Another problem is that WCP only looked at costs for the Forest Service, but in Nevada the Forest Service controls only 8 percent of state land, while the Bureau of Land Management controls 68 percent.

Money spent on firefighting, according to WCP.

Money spent on firefighting, according to WCP.

An article in The New American flatly accused: “Wildfires occur naturally and have always been a part of the seasonal cycle in the West, but the size and intensity of the fires have dramatically increased in recent years due, in large measure, to the gross mismanagement of the national forests by the U.S. Forest Service and the incessant lawsuits of radical environmentalists that have thwarted all reasonable attempts at proper forest management.”

The federal government would not have to spend so much on fire suppression if it properly managed the land in the first place, allowing grazing, logging, cutting fire breaks and letting small fires burn and reduce the fuel that causes the huge blazes. States and private land owners would be more likely to protect the forests and prairies and the wildlife there.

 

 

Did a wildfire improve the sage grouse habitat?

Now here is an irony for you: It appears one wildfire near Reno actually improved the sage grouse habitat, which the Fish and Wildlife Service is itching to list as an endangered species.

According to a Reno Gazette-Journal story recently:

“It appears, experts say, that the most important habitat for grouse in the Pine Nuts — land crucial for both mating and as summer stomping grounds — was spared. And in an irony of sorts, the damaging fire may have helped ease one of the other biggest threats faced by the bi-state sage grouse, the continuing intrusion of pinyon-juniper forests into the sagebrush-dominated landscape needed by the bird.”

Everyone has known for years that the invasive pinyon and juniper deplete grouse habitat but no one has done anything about it. The fire did.

Of course, if the winds had blown the other way sagebrush would have been destroyed.

 

One-note Harry is getting downright monotonous

Fire behind Red Rock visitor center. (R-J photo

Fire behind Red Rock visitor center. (R-J photo

Got a problem? Harry’s got a scapegoat.

Bad breath? Blame climate change.

Flooding? Global warming.

Drought? Climate change.

Wildfires? You guessed it.

“The West is burning,” Harry Reid told reporters, according to a Review-Journal account. “I could be wrong, but I don’t think we’ve ever had a fire in the Spring Mountains, Charleston range like we just had.

“Why are we having them? Because we have climate change. Things are different. The forests are drier, the winters are shorter, and we have these terrible fires all over the West. … We have climate change. It’s here. You can’t deny it. Why do you think we are having all these fires?”

Reid, Nevada’s senior senator, was talking about the nearly 30,000-acre Carpenter 1 Fire that swept through the Spring Mountains from Trout Canyon to Kyle Canyon, threatening dozens of homes and costing $17 million to fight.

That, according to a Las Vegas Sun account, is almost equal to the state forestry division’s annual fire prevention budget, which is federally funded.

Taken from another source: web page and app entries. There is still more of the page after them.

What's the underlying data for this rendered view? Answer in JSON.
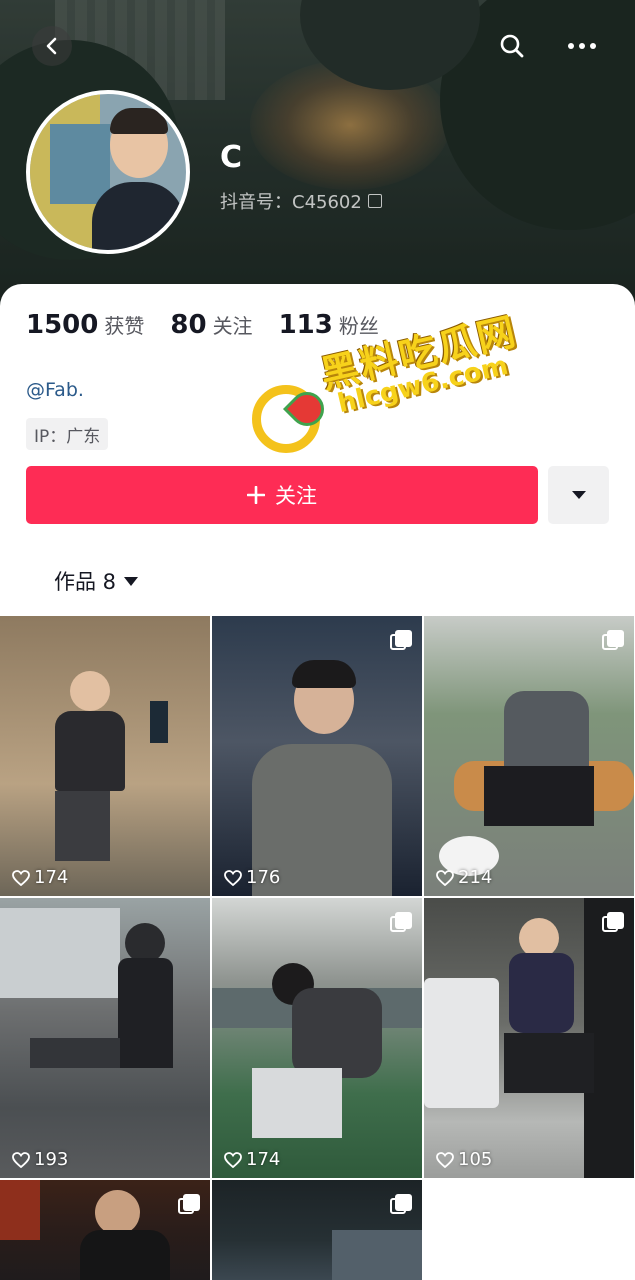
{
  "header": {
    "nickname": "C",
    "douyin_id": "抖音号：C45602"
  },
  "stats": [
    {
      "num": "1500",
      "label": "获赞"
    },
    {
      "num": "80",
      "label": "关注"
    },
    {
      "num": "113",
      "label": "粉丝"
    }
  ],
  "bio": "@Fab.",
  "ip": "IP：广东",
  "follow_label": "关注",
  "works_tab": "作品 8",
  "watermark": {
    "title": "黑料吃瓜网",
    "url": "hlcgw6.com"
  },
  "posts": [
    {
      "likes": "174",
      "multi": false
    },
    {
      "likes": "176",
      "multi": true
    },
    {
      "likes": "214",
      "multi": true
    },
    {
      "likes": "193",
      "multi": false
    },
    {
      "likes": "174",
      "multi": true
    },
    {
      "likes": "105",
      "multi": true
    },
    {
      "likes": "",
      "multi": true
    },
    {
      "likes": "",
      "multi": true
    }
  ],
  "colors": {
    "accent": "#fe2c55",
    "link": "#2b5a8a"
  },
  "icons": [
    "back-icon",
    "search-icon",
    "more-icon",
    "copy-icon",
    "plus-icon",
    "chevron-down-icon",
    "heart-icon",
    "multi-image-icon"
  ]
}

The paper said the budget is being cut from $19 million this past year to $7 million this next fiscal year.

Pay no attention to any of that. Blame it on climate change.

Nor pay any heed to the fact that in 1968 the Interior and Agriculture departments ended the decades long practice of prescribed burns to reduce the underbrush and other flammable contributors to fires or that since then the annual acreage burned in wildfires has grown exponentially.

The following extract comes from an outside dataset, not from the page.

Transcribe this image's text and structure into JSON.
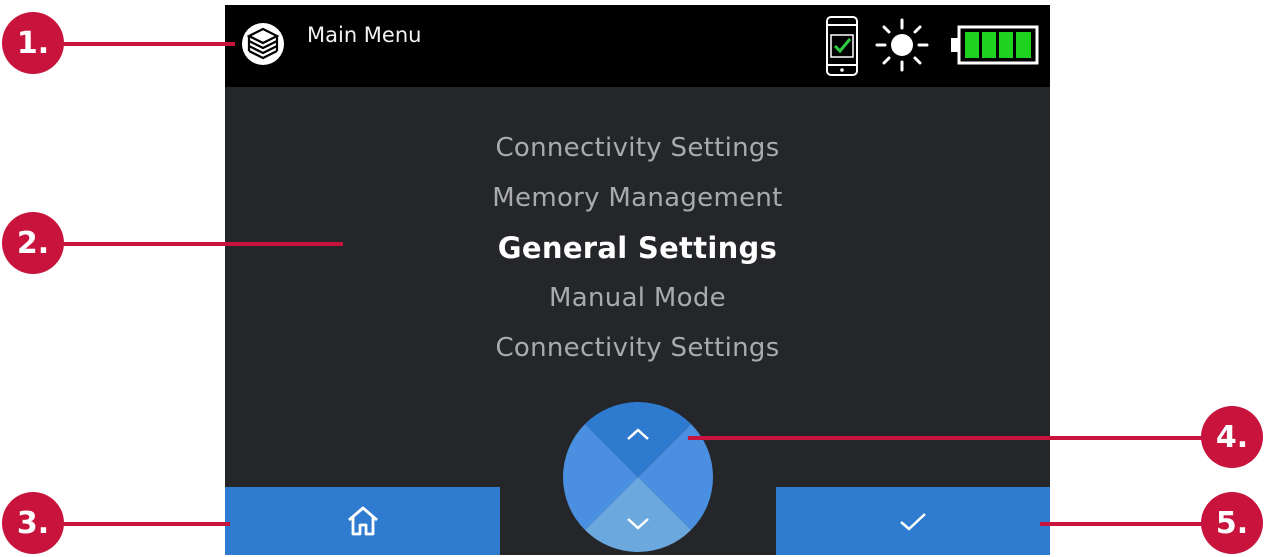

Before 1980, less than 25,000 acres of Nevada burned in wildfires each year. The acreage has now increased to more than 600,000 acres each year.

But pay no attention to the fact there has been no appreciable global warming in 15 years.

Also, pay no heed to the fact that all the “green” energy backers are huge contributors to Harry Reid. That is merely coincidence.

While Harry was blaming every sniffle experienced by those living near the Reid Gardner coal-fired power plant on pollution from the burning coal, it made no difference that the smokestacks met all state and federal clean air standards and the real pollution was from blowing dust.

Harry managed to get the state Legislature to shut it down early and make the ratepayers pick up the tab.